by
In an action where plaintiff was exposed to asbestos at the Avondale shipyard and eventually contracted mesothelioma, Avondale removed the action to federal court under the federal officer removal statute, 28 U.S.C. 1442(a)(1). The Fifth Circuit affirmed the district court's remand to state court, holding that the court was bound by the series of cases post-dating the 2011 amendment to section 1442(a)(1) that continue to cite Bartel v. Alcoa S.S. Co., Inc., 805 F.3d 169, 172 (5th Cir. 2015), while drawing a distinction for removal purposes between claims for negligence (not removable) and strict liability (removable) under the causal nexus test.
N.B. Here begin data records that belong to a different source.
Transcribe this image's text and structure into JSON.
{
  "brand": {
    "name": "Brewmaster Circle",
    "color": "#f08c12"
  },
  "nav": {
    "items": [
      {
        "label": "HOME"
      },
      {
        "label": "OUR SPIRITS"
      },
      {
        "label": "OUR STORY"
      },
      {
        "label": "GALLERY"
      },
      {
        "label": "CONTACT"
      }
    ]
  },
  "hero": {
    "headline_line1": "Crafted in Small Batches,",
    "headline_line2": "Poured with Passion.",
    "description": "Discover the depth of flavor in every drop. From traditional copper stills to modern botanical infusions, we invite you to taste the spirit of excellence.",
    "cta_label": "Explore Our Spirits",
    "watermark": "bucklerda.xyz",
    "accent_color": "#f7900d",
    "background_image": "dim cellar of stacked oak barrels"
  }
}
Applying the causal nexus test, the court held that plaintiff's claims were the same failure to warn claims that both Zeringue v. Crane Company, 846 F.3d 785, 793 (5th Cir. 2017), and Legendre v. Huntington Ingalls, Inc., 885 F.3d 398, 400 (5th Cir. 2018), held implicated no federal interests, and thus this case did not meet the causal nexus requirement. The court noted that Bartel should be reconsidered en banc, because the court was out of step with Congress and its sister circuits. View "Latiolais v. Huntington Ingalls, Inc." on Justia Law

by
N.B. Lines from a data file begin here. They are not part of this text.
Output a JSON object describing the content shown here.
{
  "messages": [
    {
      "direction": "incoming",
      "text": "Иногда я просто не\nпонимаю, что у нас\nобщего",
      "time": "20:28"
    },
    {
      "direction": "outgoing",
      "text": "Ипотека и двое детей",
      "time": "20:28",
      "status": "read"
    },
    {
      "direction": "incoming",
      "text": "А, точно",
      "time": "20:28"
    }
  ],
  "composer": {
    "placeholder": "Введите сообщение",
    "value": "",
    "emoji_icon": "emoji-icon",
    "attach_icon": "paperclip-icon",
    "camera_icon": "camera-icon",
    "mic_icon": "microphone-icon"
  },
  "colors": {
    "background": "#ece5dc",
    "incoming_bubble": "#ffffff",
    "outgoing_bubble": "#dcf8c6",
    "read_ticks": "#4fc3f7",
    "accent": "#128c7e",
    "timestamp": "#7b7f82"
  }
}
After defendant was was convicted of multiple murders and his habeas petition was denied by the district court, he filed a Federal Rule of Civil Procedure 60(b)(6) motion for relief from judgment ten years later. The Fifth Circuit found no error in the district court's determination that the Rule 60(b)(6) motion was a second or successive habeas petition, and held that defendant failed to meet the standard for a second or successive petition. View "United States v. Robinson" on Justia Law
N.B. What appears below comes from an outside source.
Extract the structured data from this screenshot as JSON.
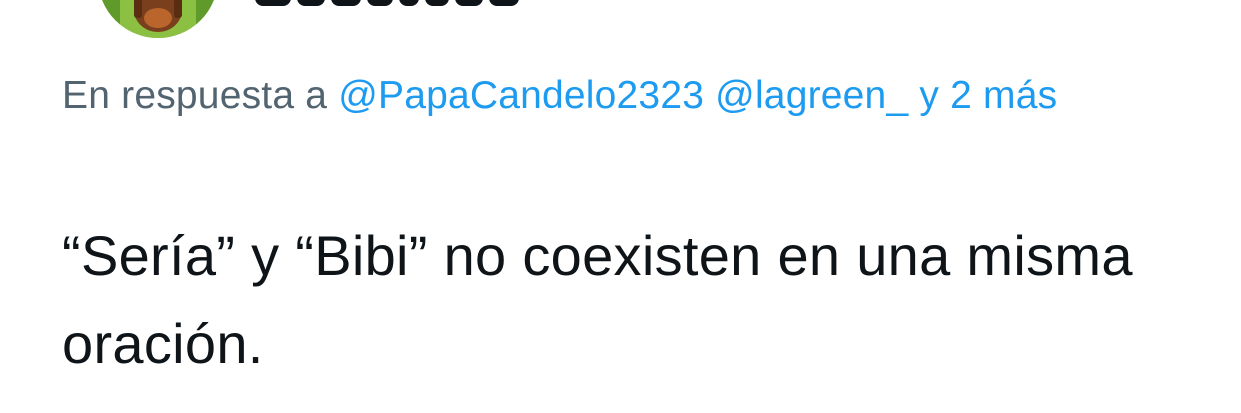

Posted in: Criminal Law

by
After Austin Moon died in an accident where he drove his motorcycle into a criminal district attorney investigator's SUV, Moon's estate filed suit alleging that Moon was seized in violation of the Fourth Amendment. The Fifth Circuit held that the investigator was entitled to qualified immunity in the 42 U.S.C. 1983 action. The court held that plaintiff failed to identify precedent rendering it beyond debate that any reasonable officer would know, even in only seven seconds, and even in the midst of a high-speed chase, that the investigator's rolling block violated the Fourth Amendment. To the extent the court could identify clearly established law in excessive force cases, it supported the investigator rather than Moon. View "Morrow v. Meachum" on Justia Law